Kathryn is an opera singer, concert and song recitalist from Liverpool. Described by What's on Stage as 'One of Britain's brightest young mezzos' and named as The Times 'Rising Star of Classical Music.' Kathryn regularly works with leading singers, instrumentalists, orchestras and ensembles in concerts and broadcasts nationally and internationally.

Kathryn has performed leading opera roles for companies including English National Opera, Glyndebourne and Opera North. She has made recordings for Hyperion, Chandos, Somm, Nyman Records and her debut CD 'Love's Old Sweet Song' was released by Champs Hill Records. Kathryn was a BBC Radio 3 New Generation Artist 2015-17.
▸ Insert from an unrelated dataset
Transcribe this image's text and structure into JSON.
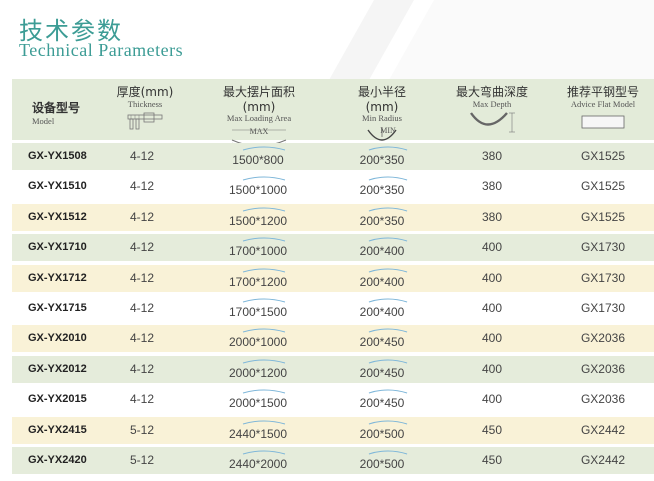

Kathryn trained at the Royal Northern College of Music in Manchester, studying voice with Susan Roper and piano with Naomi Kayayan. Her many awards include the Joyce and Michael Kennedy Award for the Singing of Richard Strauss, Susan Chilcott Scholarship and The Joaninah Trust Award. Kathryn is an Associate Artist of the Royal Northern College of Music and teaches singing at The University of Manchester.

Kathryn co-founded Mersey Wave Music Choir in 2012 in her home city of Liverpool and was recipient of the Merseyside Woman of the Year Arts Award in 2016. Kathryn has a passion for championing and supporting live music making within community and healthcare settings; especially to support staff, patients and relatives throughout healthcare. In loving memory of her parents who were both cancer patients.

Read More here: Music and Cancer

Contact kathryn.rudge@live.co.uk

Copyright Kathryn Rudge 2019